* _What you have to do_
Omit every picture and write out the rest of the records exactly.

Collected data entries
*** Block opens ***

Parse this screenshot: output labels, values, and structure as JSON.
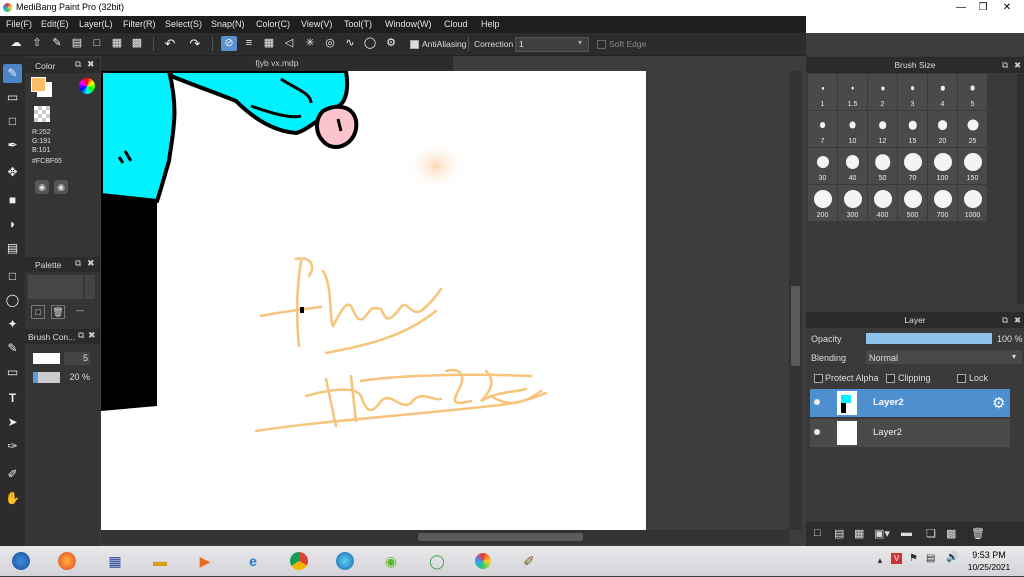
{
  "window": {
    "title": "MediBang Paint Pro (32bit)",
    "controls": [
      "minimize",
      "maximize",
      "close"
    ]
  },
  "menu": [
    "File(F)",
    "Edit(E)",
    "Layer(L)",
    "Filter(R)",
    "Select(S)",
    "Snap(N)",
    "Color(C)",
    "View(V)",
    "Tool(T)",
    "Window(W)",
    "Cloud",
    "Help"
  ],
  "toolbar": {
    "antialiasing_label": "AntiAliasing",
    "correction_label": "Correction",
    "correction_value": "1",
    "soft_edge_label": "Soft Edge"
  },
  "color_panel": {
    "title": "Color",
    "r": "R:252",
    "g": "G:191",
    "b": "B:101",
    "hex": "#FCBF65",
    "primary": "#FCBF65",
    "secondary": "#FFFFFF"
  },
  "palette_panel": {
    "title": "Palette",
    "dash": "---"
  },
  "brush_control": {
    "title": "Brush Con...",
    "size": "5",
    "opacity": "20 %",
    "opacity_fraction": 0.2
  },
  "document": {
    "tab": "fjyb vx.mdp"
  },
  "brush_size": {
    "title": "Brush Size",
    "sizes": [
      "1",
      "1.5",
      "2",
      "3",
      "4",
      "5",
      "7",
      "10",
      "12",
      "15",
      "20",
      "25",
      "30",
      "40",
      "50",
      "70",
      "100",
      "150",
      "200",
      "300",
      "400",
      "500",
      "700",
      "1000"
    ]
  },
  "layer_panel": {
    "title": "Layer",
    "opacity_label": "Opacity",
    "opacity_value": "100 %",
    "opacity_fraction": 1.0,
    "blending_label": "Blending",
    "blending_value": "Normal",
    "protect_alpha_label": "Protect Alpha",
    "clipping_label": "Clipping",
    "lock_label": "Lock",
    "layers": [
      {
        "name": "Layer2",
        "selected": true
      },
      {
        "name": "Layer2",
        "selected": false
      }
    ]
  },
  "taskbar": {
    "time": "9:53 PM",
    "date": "10/25/2021"
  },
  "icons": [
    "pen-icon",
    "eraser-icon",
    "rectangle-icon",
    "fill-icon",
    "text-icon",
    "hand-icon",
    "undo-icon",
    "redo-icon",
    "gear-icon"
  ]
}
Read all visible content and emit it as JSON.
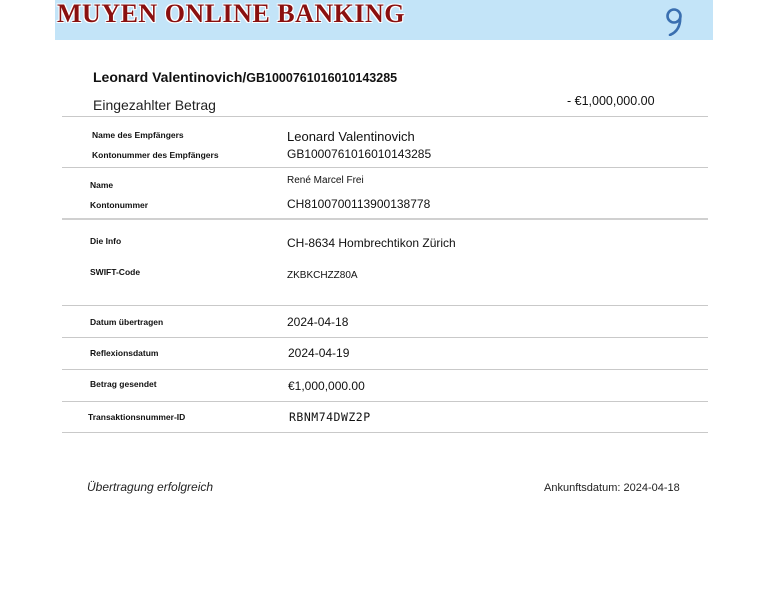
{
  "bank": {
    "title": "MUYEN ONLINE BANKING",
    "logo_icon": "bank-logo-icon",
    "banner_color": "#c3e4f8",
    "title_color": "#8a1010"
  },
  "header": {
    "account_holder": "Leonard Valentinovich",
    "separator": "/",
    "account_number": "GB1000761016010143285"
  },
  "summary": {
    "section_title": "Eingezahlter Betrag",
    "amount": "- €1,000,000.00"
  },
  "details": {
    "recipient_name_label": "Name des Empfängers",
    "recipient_name": "Leonard Valentinovich",
    "recipient_account_label": "Kontonummer des Empfängers",
    "recipient_account": "GB1000761016010143285",
    "name_label": "Name",
    "name": "René Marcel Frei",
    "account_label": "Kontonummer",
    "account": "CH8100700113900138778",
    "info_label": "Die Info",
    "info": "CH-8634 Hombrechtikon Zürich",
    "swift_label": "SWIFT-Code",
    "swift": "ZKBKCHZZ80A",
    "date_transferred_label": "Datum übertragen",
    "date_transferred": "2024-04-18",
    "reflection_date_label": "Reflexionsdatum",
    "reflection_date": "2024-04-19",
    "amount_sent_label": "Betrag gesendet",
    "amount_sent": "€1,000,000.00",
    "transaction_id_label": "Transaktionsnummer-ID",
    "transaction_id": "RBNM74DWZ2P"
  },
  "footer": {
    "status": "Übertragung erfolgreich",
    "arrival_label": "Ankunftsdatum",
    "arrival_separator": ":",
    "arrival_date": "2024-04-18"
  }
}
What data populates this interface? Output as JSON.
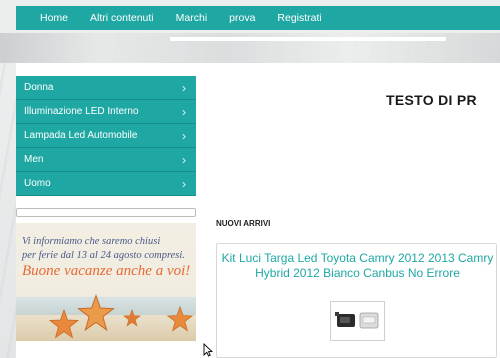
{
  "nav": {
    "items": [
      "Home",
      "Altri contenuti",
      "Marchi",
      "prova",
      "Registrati"
    ]
  },
  "sidebar": {
    "items": [
      {
        "label": "Donna"
      },
      {
        "label": "Illuminazione LED Interno"
      },
      {
        "label": "Lampada Led Automobile"
      },
      {
        "label": "Men"
      },
      {
        "label": "Uomo"
      }
    ],
    "chevron": "›"
  },
  "banner": {
    "line1": "Vi informiamo che saremo chiusi",
    "line2": "per ferie dal 13 al 24 agosto compresi.",
    "line3": "Buone vacanze anche a voi!"
  },
  "main": {
    "heading": "TESTO DI PR",
    "section_title": "NUOVI ARRIVI",
    "product": {
      "title": "Kit Luci Targa Led Toyota Camry 2012 2013 Camry Hybrid 2012 Bianco Canbus No Errore"
    }
  },
  "colors": {
    "accent": "#1fa8a3",
    "banner_text": "#4a5a8a",
    "banner_highlight": "#e56a34"
  }
}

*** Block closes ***

* _Output for this exercise_
Parse this screenshot: output labels, values, and structure as JSON.
{
  "window": {
    "title": "MediBang Paint Pro (32bit)",
    "controls": [
      "minimize",
      "maximize",
      "close"
    ]
  },
  "menu": [
    "File(F)",
    "Edit(E)",
    "Layer(L)",
    "Filter(R)",
    "Select(S)",
    "Snap(N)",
    "Color(C)",
    "View(V)",
    "Tool(T)",
    "Window(W)",
    "Cloud",
    "Help"
  ],
  "toolbar": {
    "antialiasing_label": "AntiAliasing",
    "correction_label": "Correction",
    "correction_value": "1",
    "soft_edge_label": "Soft Edge"
  },
  "color_panel": {
    "title": "Color",
    "r": "R:252",
    "g": "G:191",
    "b": "B:101",
    "hex": "#FCBF65",
    "primary": "#FCBF65",
    "secondary": "#FFFFFF"
  },
  "palette_panel": {
    "title": "Palette",
    "dash": "---"
  },
  "brush_control": {
    "title": "Brush Con...",
    "size": "5",
    "opacity": "20 %",
    "opacity_fraction": 0.2
  },
  "document": {
    "tab": "fjyb vx.mdp"
  },
  "brush_size": {
    "title": "Brush Size",
    "sizes": [
      "1",
      "1.5",
      "2",
      "3",
      "4",
      "5",
      "7",
      "10",
      "12",
      "15",
      "20",
      "25",
      "30",
      "40",
      "50",
      "70",
      "100",
      "150",
      "200",
      "300",
      "400",
      "500",
      "700",
      "1000"
    ]
  },
  "layer_panel": {
    "title": "Layer",
    "opacity_label": "Opacity",
    "opacity_value": "100 %",
    "opacity_fraction": 1.0,
    "blending_label": "Blending",
    "blending_value": "Normal",
    "protect_alpha_label": "Protect Alpha",
    "clipping_label": "Clipping",
    "lock_label": "Lock",
    "layers": [
      {
        "name": "Layer2",
        "selected": true
      },
      {
        "name": "Layer2",
        "selected": false
      }
    ]
  },
  "taskbar": {
    "time": "9:53 PM",
    "date": "10/25/2021"
  },
  "icons": [
    "pen-icon",
    "eraser-icon",
    "rectangle-icon",
    "fill-icon",
    "text-icon",
    "hand-icon",
    "undo-icon",
    "redo-icon",
    "gear-icon"
  ]
}
Read all visible content and emit it as JSON.
{
  "bank": {
    "title": "MUYEN ONLINE BANKING",
    "logo_icon": "bank-logo-icon",
    "banner_color": "#c3e4f8",
    "title_color": "#8a1010"
  },
  "header": {
    "account_holder": "Leonard Valentinovich",
    "separator": "/",
    "account_number": "GB1000761016010143285"
  },
  "summary": {
    "section_title": "Eingezahlter Betrag",
    "amount": "- €1,000,000.00"
  },
  "details": {
    "recipient_name_label": "Name des Empfängers",
    "recipient_name": "Leonard Valentinovich",
    "recipient_account_label": "Kontonummer des Empfängers",
    "recipient_account": "GB1000761016010143285",
    "name_label": "Name",
    "name": "René Marcel Frei",
    "account_label": "Kontonummer",
    "account": "CH8100700113900138778",
    "info_label": "Die Info",
    "info": "CH-8634 Hombrechtikon Zürich",
    "swift_label": "SWIFT-Code",
    "swift": "ZKBKCHZZ80A",
    "date_transferred_label": "Datum übertragen",
    "date_transferred": "2024-04-18",
    "reflection_date_label": "Reflexionsdatum",
    "reflection_date": "2024-04-19",
    "amount_sent_label": "Betrag gesendet",
    "amount_sent": "€1,000,000.00",
    "transaction_id_label": "Transaktionsnummer-ID",
    "transaction_id": "RBNM74DWZ2P"
  },
  "footer": {
    "status": "Übertragung erfolgreich",
    "arrival_label": "Ankunftsdatum",
    "arrival_separator": ":",
    "arrival_date": "2024-04-18"
  }
}
What data populates this interface? Output as JSON.
{
  "nav": {
    "items": [
      "Home",
      "Altri contenuti",
      "Marchi",
      "prova",
      "Registrati"
    ]
  },
  "sidebar": {
    "items": [
      {
        "label": "Donna"
      },
      {
        "label": "Illuminazione LED Interno"
      },
      {
        "label": "Lampada Led Automobile"
      },
      {
        "label": "Men"
      },
      {
        "label": "Uomo"
      }
    ],
    "chevron": "›"
  },
  "banner": {
    "line1": "Vi informiamo che saremo chiusi",
    "line2": "per ferie dal 13 al 24 agosto compresi.",
    "line3": "Buone vacanze anche a voi!"
  },
  "main": {
    "heading": "TESTO DI PR",
    "section_title": "NUOVI ARRIVI",
    "product": {
      "title": "Kit Luci Targa Led Toyota Camry 2012 2013 Camry Hybrid 2012 Bianco Canbus No Errore"
    }
  },
  "colors": {
    "accent": "#1fa8a3",
    "banner_text": "#4a5a8a",
    "banner_highlight": "#e56a34"
  }
}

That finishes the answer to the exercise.